Paradichlorobenzene is a second strong smelling chemical often found in moth repellents. Like naphthalene, it is a solid white substance that breaks down into other compounds in the human body. It is dispersed in the blood and fat cells, found in breast milk and excreted in urine. Also like naphthalene, it is harmful to cells and organs, particularly the liver.
Thankfully there are alternative methods to protect our precious fiber. But the regrettable truth is that these are simply not as effective as the poison. I guess that makes sense, but our health is the trade-off. Here are our alternative choices for controlling moths and these are largely based on an understanding of moth behavior.
#1 - Plastic bags or boxes that are tightly sealed. Begin with a clean container and then seal out the insects. This is actually the most reliable method of preventing an infestation. Woolen yarn and prepared fiber, such as batts and roving, can easily be stored in tight-fitting plastic storage tubs. Plastic bags tied at the neck and then sealed with tape is another choice. Hand-knit woolen garments and accessories can also be stored in these boxes or sealed in plastic garment bags.
#2 - Herbal Sachets. Various herbs have historically been used to help repel moths in wool. The effect is unfortunately much less than using the poison. There is not enough scientific evidence to prove these herbal potions are effective, but the historical precedent urges us to use them anyway. Apparently, the female moth uses an olfactory sense to find an appropriate spot to lay her eggs. Strong scents can disturb this process. Many of the traditional moth herbs are in the artemisia family; southernwood, sweet annie, wormwood and tarragon. Cedar and lavender are also effective and smell lovely. Other herbs such as lemon verbena, french marigold, coriander, pyrethrum, and pennyroyal are also useful in a moth sachet. Just combine any of these herbs in a loosely woven bag and place with your stash of wool and yarn. I've used herbal sachets with my woolens for many years and have successfully kept the moths at bay. I'm happy to share directions and some of my recipes for creating an herbal moth sachet in an upcoming article. Watch for it.
#3 - Another alternative to moth balls is to practice good housekeeping.

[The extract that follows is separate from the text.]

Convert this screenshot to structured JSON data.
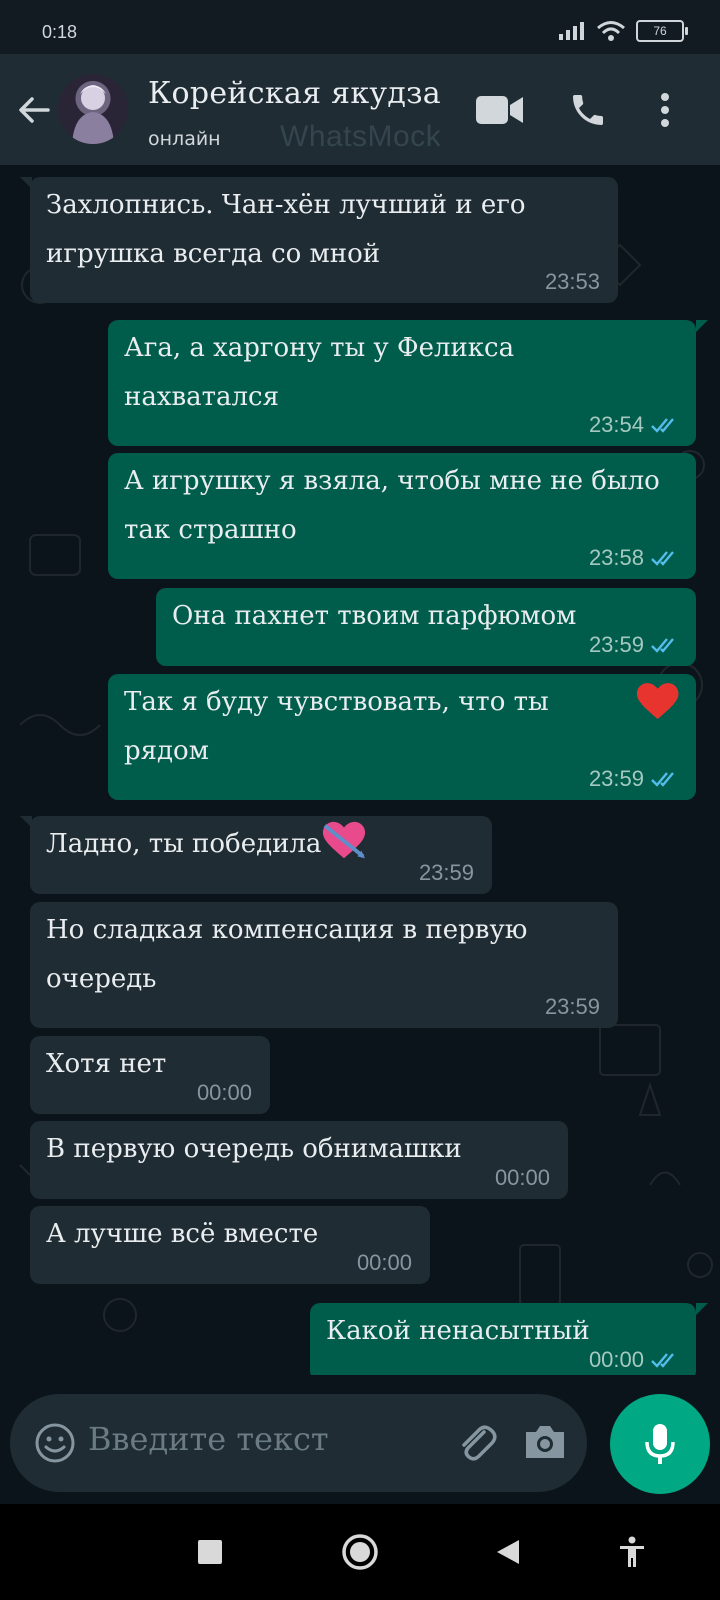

I know it is a pain in the neck, but preventing the clothes moth from getting to your fiber is much easier than dealing with an infestation later on. Adult moths are not strong flyers and they hate bright light, so don't create prime habitat by keeping piles of wool and yarn in a dark corner or on a high shelf in a seldom-used closet. Stir around in your stash regularly and admire all your pretty yarns. Reorganize and fluff the piles, move things around. This will disturb any moths and hopefully you'll get a heads-up before the situation gets out of hand. Woolen clothing (and by extension our woolen stash) that is in constant use is far less likely to be damaged since any infestation can be detected and dealt with.
If you discover moths in your stash, brush the insects off the fabric or yarn and then freeze the article by placing it in a plastic bag in the freezer. Hold it at 18 degrees or colder for several days, bring it back into warmth and then freeze it again. The shock of the two extremes will help kill any eggs that may be left on the article. Infested drawers and closets should be completely emptied then cleaned thoroughly with regular household cleaner.

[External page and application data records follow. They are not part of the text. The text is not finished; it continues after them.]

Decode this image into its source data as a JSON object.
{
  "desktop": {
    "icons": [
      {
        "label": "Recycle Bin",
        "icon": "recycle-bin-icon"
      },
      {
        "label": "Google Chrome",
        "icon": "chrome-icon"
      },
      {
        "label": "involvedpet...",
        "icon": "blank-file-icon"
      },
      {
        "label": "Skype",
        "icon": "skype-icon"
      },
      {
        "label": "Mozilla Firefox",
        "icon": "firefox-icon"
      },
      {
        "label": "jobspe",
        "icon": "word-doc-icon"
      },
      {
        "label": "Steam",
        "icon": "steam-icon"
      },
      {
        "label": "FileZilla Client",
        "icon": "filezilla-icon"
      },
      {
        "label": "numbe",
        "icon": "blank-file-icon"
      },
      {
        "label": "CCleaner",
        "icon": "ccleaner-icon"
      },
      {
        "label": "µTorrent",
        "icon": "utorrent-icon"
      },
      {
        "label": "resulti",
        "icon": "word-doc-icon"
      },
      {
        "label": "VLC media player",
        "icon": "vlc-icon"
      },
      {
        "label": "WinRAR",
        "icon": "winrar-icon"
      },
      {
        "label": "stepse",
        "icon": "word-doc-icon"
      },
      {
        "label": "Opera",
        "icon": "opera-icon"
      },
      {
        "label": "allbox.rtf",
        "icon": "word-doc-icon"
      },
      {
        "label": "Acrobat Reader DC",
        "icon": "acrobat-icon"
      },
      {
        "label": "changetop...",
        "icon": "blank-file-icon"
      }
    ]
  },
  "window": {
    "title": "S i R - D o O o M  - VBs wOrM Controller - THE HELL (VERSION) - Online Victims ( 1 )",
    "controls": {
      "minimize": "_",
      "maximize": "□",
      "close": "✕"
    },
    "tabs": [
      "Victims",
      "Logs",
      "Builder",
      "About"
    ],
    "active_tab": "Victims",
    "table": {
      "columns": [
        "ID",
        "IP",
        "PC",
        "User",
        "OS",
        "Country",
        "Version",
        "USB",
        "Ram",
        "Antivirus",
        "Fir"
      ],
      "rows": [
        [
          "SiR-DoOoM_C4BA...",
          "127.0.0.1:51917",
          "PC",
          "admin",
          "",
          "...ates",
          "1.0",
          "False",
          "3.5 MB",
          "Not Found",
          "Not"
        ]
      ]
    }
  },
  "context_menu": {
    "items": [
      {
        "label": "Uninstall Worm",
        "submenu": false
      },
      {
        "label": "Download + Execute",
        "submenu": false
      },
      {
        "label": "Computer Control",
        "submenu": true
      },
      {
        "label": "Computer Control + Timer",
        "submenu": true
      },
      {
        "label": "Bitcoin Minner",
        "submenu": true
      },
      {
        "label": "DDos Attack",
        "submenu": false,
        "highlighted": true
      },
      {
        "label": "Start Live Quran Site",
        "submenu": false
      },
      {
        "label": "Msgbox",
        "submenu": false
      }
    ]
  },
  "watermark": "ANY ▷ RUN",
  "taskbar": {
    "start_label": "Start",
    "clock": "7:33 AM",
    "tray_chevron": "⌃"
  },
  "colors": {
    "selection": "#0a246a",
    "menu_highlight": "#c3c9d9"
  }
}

While the moths certainly eat clean woolen fiber, they are even more attracted to the other organics associated with the fiber such as lanolin, oils, dirt and sweat. Don't store prepared fiber and yarn in the same area as raw wool fleece and always wash or otherwise clean woolen garments and blankets before storing.
#4 - Finally, use your stash. I know it is hard to resist buying more wool, but a very large stash is simply a potential source of infestation. If your stash is so large that you find it hard to inspect everything you simply need to quit accumulating and start crafting!